§ **Exercise goal**:
Only one number is wanted: the count of lines in the records below that hold the word "shortcut".
Given records: Begin
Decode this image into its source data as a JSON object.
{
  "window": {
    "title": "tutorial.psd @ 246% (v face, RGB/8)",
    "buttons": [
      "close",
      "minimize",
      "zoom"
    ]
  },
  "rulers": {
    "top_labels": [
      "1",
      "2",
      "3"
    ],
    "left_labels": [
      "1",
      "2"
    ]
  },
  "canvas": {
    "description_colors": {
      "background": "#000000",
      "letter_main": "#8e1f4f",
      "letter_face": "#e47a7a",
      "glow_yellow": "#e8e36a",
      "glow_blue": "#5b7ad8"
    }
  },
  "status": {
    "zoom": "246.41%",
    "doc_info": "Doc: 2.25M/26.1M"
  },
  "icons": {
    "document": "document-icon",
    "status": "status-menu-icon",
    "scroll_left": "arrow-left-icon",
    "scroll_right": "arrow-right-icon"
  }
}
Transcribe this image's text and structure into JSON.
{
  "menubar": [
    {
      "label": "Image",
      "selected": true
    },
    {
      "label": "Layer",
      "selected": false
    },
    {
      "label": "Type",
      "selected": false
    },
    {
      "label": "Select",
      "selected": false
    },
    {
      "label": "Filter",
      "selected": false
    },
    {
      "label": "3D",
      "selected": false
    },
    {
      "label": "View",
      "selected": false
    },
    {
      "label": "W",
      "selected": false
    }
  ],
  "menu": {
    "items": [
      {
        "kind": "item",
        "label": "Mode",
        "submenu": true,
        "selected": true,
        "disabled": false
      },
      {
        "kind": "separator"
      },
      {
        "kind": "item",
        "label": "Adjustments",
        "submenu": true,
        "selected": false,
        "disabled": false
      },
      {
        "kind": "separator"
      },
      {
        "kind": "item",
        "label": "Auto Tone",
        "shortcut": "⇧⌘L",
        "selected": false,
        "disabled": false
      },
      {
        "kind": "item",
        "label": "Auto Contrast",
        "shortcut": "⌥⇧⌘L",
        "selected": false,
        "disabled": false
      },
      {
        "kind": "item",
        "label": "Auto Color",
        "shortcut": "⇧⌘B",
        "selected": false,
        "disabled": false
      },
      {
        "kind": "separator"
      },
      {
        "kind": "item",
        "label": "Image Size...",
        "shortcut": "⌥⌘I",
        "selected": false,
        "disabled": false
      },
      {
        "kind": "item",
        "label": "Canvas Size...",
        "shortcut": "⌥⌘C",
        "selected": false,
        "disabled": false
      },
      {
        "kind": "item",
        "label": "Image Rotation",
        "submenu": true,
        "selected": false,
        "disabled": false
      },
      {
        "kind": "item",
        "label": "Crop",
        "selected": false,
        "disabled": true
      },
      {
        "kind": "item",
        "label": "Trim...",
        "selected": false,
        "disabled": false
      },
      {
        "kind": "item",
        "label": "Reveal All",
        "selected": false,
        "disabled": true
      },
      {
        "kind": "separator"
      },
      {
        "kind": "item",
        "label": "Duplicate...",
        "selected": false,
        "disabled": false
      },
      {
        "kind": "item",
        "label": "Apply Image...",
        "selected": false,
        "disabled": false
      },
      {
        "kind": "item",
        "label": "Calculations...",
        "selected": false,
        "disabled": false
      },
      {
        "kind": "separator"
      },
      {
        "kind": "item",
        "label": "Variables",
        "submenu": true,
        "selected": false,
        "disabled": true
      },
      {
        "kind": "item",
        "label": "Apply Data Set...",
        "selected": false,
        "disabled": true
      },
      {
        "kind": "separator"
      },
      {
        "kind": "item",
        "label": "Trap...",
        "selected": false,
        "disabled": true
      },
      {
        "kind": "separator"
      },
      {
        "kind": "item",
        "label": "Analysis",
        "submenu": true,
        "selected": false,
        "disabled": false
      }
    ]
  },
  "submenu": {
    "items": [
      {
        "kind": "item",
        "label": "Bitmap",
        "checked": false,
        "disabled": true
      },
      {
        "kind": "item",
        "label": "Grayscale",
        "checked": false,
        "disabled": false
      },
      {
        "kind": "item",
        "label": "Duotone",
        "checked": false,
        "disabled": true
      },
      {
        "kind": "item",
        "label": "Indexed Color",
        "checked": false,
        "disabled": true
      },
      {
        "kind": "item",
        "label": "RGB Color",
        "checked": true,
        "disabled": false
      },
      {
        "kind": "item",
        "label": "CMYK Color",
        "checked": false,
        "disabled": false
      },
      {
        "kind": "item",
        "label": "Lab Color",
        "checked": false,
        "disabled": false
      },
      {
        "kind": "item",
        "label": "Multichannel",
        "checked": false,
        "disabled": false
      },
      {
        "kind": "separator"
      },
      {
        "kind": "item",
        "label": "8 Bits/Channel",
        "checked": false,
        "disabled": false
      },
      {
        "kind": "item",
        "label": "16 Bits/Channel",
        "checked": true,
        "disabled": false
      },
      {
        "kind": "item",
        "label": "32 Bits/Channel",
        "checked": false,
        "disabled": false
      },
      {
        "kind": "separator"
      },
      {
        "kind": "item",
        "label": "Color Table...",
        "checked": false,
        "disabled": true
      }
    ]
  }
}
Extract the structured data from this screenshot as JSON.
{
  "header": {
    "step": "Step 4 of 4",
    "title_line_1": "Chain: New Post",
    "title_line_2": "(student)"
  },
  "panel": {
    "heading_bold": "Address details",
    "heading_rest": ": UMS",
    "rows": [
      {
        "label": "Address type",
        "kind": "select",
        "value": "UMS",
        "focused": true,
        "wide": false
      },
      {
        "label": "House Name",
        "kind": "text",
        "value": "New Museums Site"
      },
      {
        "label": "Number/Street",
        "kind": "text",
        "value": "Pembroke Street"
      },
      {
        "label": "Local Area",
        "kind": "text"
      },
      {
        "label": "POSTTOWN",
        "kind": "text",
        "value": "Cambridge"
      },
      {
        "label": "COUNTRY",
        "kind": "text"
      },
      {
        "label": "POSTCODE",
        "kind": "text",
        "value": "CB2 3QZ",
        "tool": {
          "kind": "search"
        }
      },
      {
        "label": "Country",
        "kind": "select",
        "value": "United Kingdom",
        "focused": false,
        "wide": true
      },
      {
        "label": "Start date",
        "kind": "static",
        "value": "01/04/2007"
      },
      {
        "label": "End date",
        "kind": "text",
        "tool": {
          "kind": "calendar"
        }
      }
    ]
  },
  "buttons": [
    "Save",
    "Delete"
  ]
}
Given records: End
§ **Problem solution**:
5